## DATA:
☆ ☆ ☆ ☆

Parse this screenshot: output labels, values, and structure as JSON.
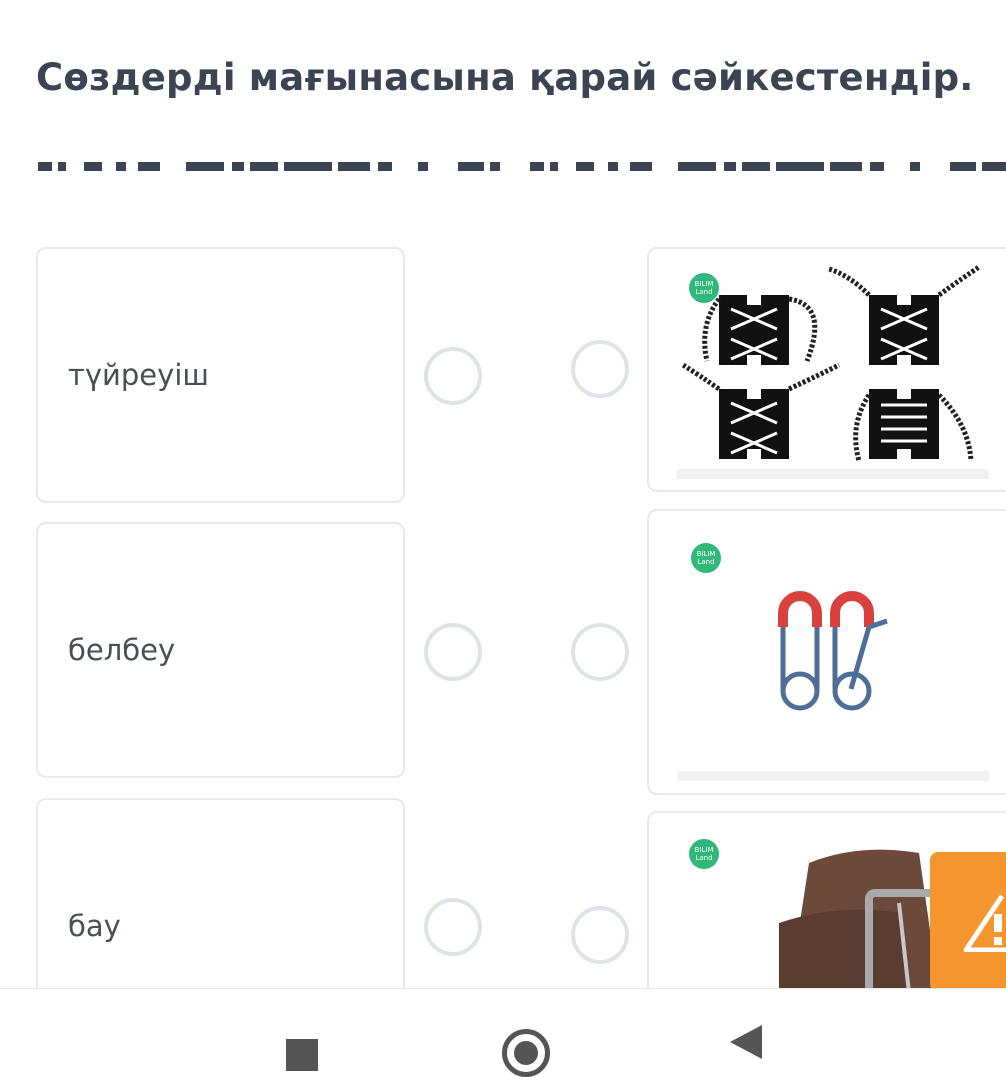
{
  "question": {
    "title": "Сөздерді мағынасына қарай сәйкестендір."
  },
  "words": [
    {
      "label": "түйреуіш"
    },
    {
      "label": "белбеу"
    },
    {
      "label": "бау"
    }
  ],
  "images": [
    {
      "subject": "shoelaces",
      "logo_text": "BILIM Land"
    },
    {
      "subject": "safety-pins",
      "logo_text": "BILIM Land"
    },
    {
      "subject": "belt",
      "logo_text": "BILIM Land"
    }
  ],
  "colors": {
    "title": "#3b4450",
    "card_border": "#e7e9ec",
    "radio_border": "#dfe2e6",
    "logo_green": "#2fb87a",
    "warning_button": "#f4952e"
  },
  "icons": {
    "warning_button": "warning-triangle-icon",
    "nav_recents": "recents-square-icon",
    "nav_home": "home-circle-icon",
    "nav_back": "back-triangle-icon"
  }
}
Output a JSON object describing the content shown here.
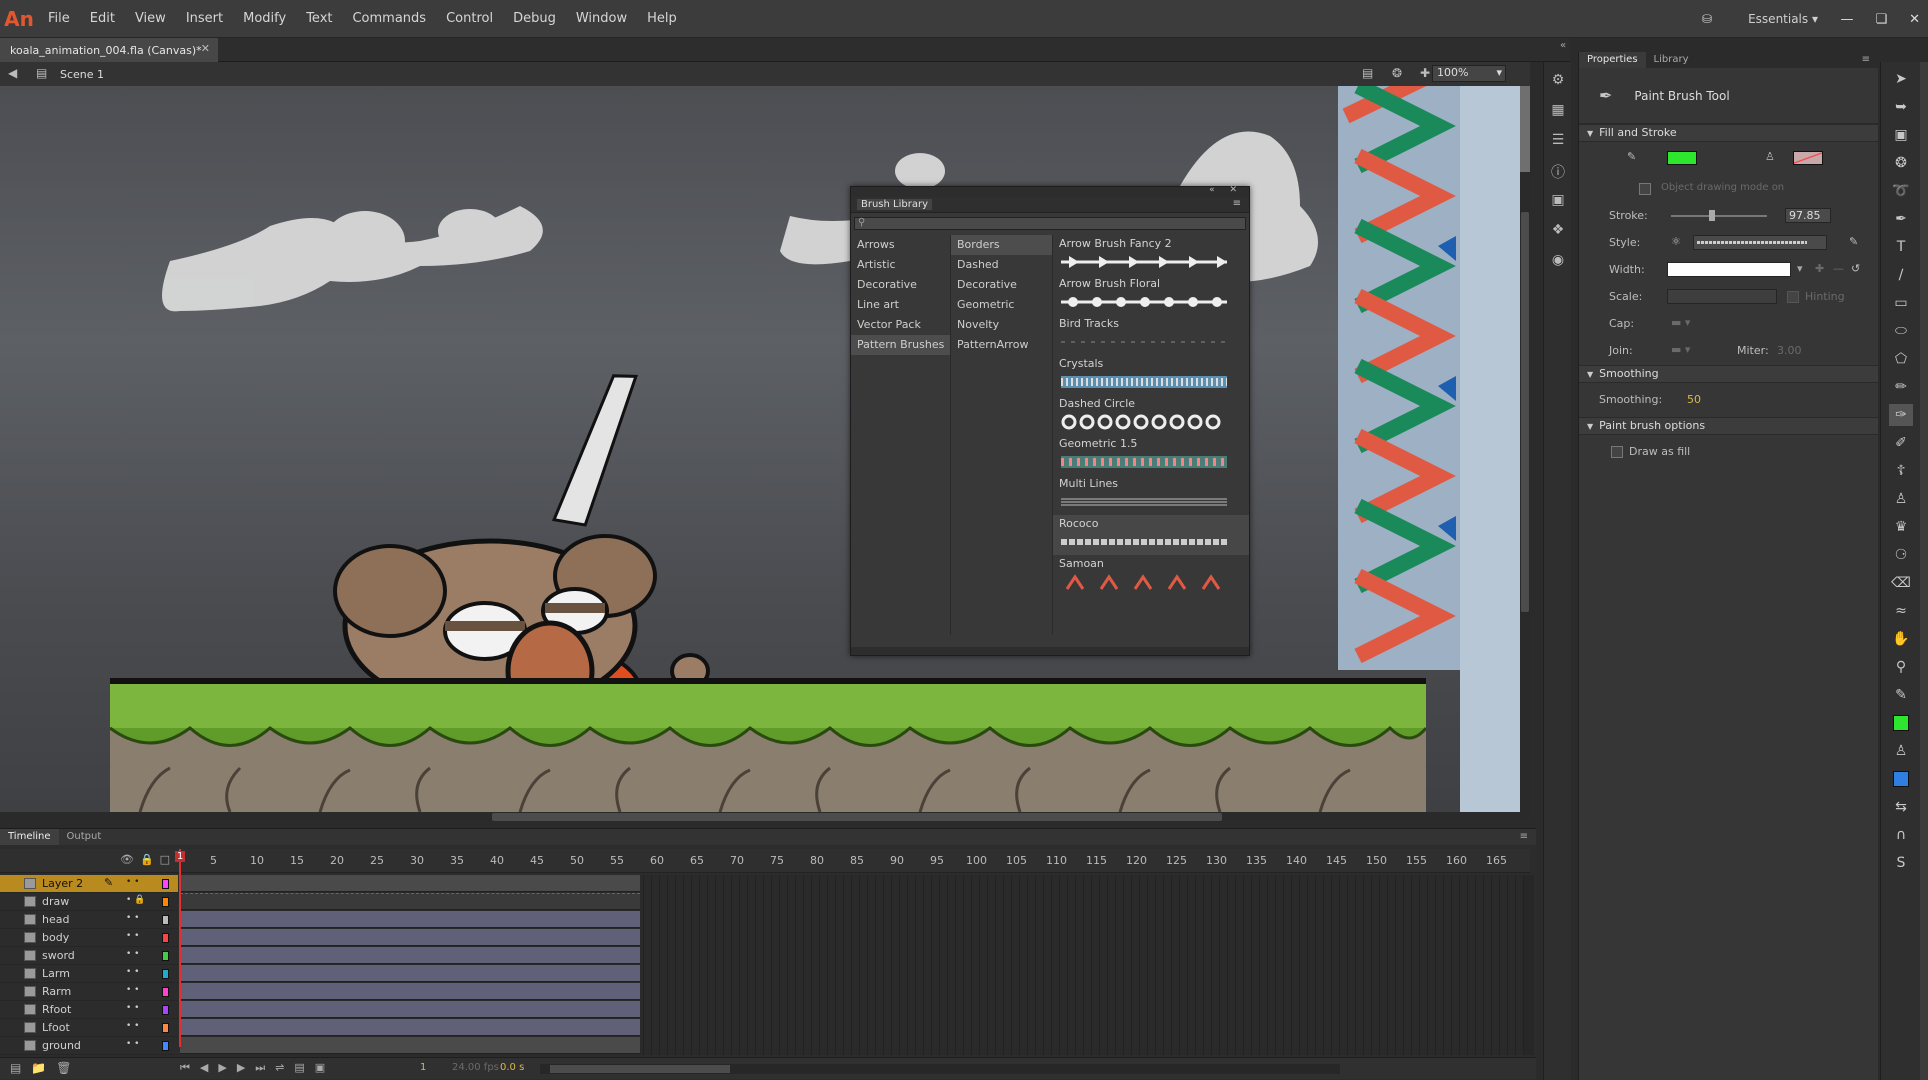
{
  "app": {
    "logo": "An"
  },
  "menu": [
    "File",
    "Edit",
    "View",
    "Insert",
    "Modify",
    "Text",
    "Commands",
    "Control",
    "Debug",
    "Window",
    "Help"
  ],
  "workspace": {
    "label": "Essentials",
    "icon": "sync-settings-icon"
  },
  "document": {
    "tab_title": "koala_animation_004.fla (Canvas)*",
    "scene": "Scene 1",
    "zoom": "100%"
  },
  "brush_library": {
    "title": "Brush Library",
    "categories": [
      "Arrows",
      "Artistic",
      "Decorative",
      "Line art",
      "Vector Pack",
      "Pattern Brushes"
    ],
    "selected_category": "Pattern Brushes",
    "subcategories": [
      "Borders",
      "Dashed",
      "Decorative",
      "Geometric",
      "Novelty",
      "PatternArrow"
    ],
    "selected_subcategory": "Borders",
    "brushes": [
      "Arrow Brush Fancy 2",
      "Arrow Brush Floral",
      "Bird Tracks",
      "Crystals",
      "Dashed Circle",
      "Geometric 1.5",
      "Multi Lines",
      "Rococo",
      "Samoan"
    ],
    "selected_brush": "Rococo"
  },
  "properties": {
    "tabs": [
      "Properties",
      "Library"
    ],
    "tool_name": "Paint Brush Tool",
    "sections": {
      "fill_stroke": "Fill and Stroke",
      "smoothing": "Smoothing",
      "brush_options": "Paint brush options"
    },
    "object_drawing": "Object drawing mode on",
    "stroke_label": "Stroke:",
    "stroke_value": "97.85",
    "style_label": "Style:",
    "width_label": "Width:",
    "scale_label": "Scale:",
    "hinting": "Hinting",
    "cap_label": "Cap:",
    "join_label": "Join:",
    "miter_label": "Miter:",
    "miter_value": "3.00",
    "smoothing_label": "Smoothing:",
    "smoothing_value": "50",
    "draw_as_fill": "Draw as fill",
    "stroke_color": "#2ee62e",
    "fill_color": "#c8a8a8"
  },
  "timeline": {
    "tabs": [
      "Timeline",
      "Output"
    ],
    "current_frame": "1",
    "frame_numbers": [
      "5",
      "10",
      "15",
      "20",
      "25",
      "30",
      "35",
      "40",
      "45",
      "50",
      "55",
      "60",
      "65",
      "70",
      "75",
      "80",
      "85",
      "90",
      "95",
      "100",
      "105",
      "110",
      "115",
      "120",
      "125",
      "130",
      "135",
      "140",
      "145",
      "150",
      "155",
      "160",
      "165"
    ],
    "layers": [
      {
        "name": "Layer 2",
        "color": "#ff44ff"
      },
      {
        "name": "draw",
        "color": "#ff8800"
      },
      {
        "name": "head",
        "color": "#bbbbbb"
      },
      {
        "name": "body",
        "color": "#ff4444"
      },
      {
        "name": "sword",
        "color": "#44cc44"
      },
      {
        "name": "Larm",
        "color": "#22aacc"
      },
      {
        "name": "Rarm",
        "color": "#ff44cc"
      },
      {
        "name": "Rfoot",
        "color": "#aa44ff"
      },
      {
        "name": "Lfoot",
        "color": "#ff8844"
      },
      {
        "name": "ground",
        "color": "#4488ff"
      }
    ],
    "fps_readout": "24.00 fps",
    "time_readout": "0.0 s"
  },
  "colors": {
    "accent_green": "#2ee62e",
    "layer_selected": "#b98a1e"
  }
}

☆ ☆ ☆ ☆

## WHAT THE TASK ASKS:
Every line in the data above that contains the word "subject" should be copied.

## COMPLETED TASK:
      "subject": "shoelaces",
      "subject": "safety-pins",
      "subject": "belt",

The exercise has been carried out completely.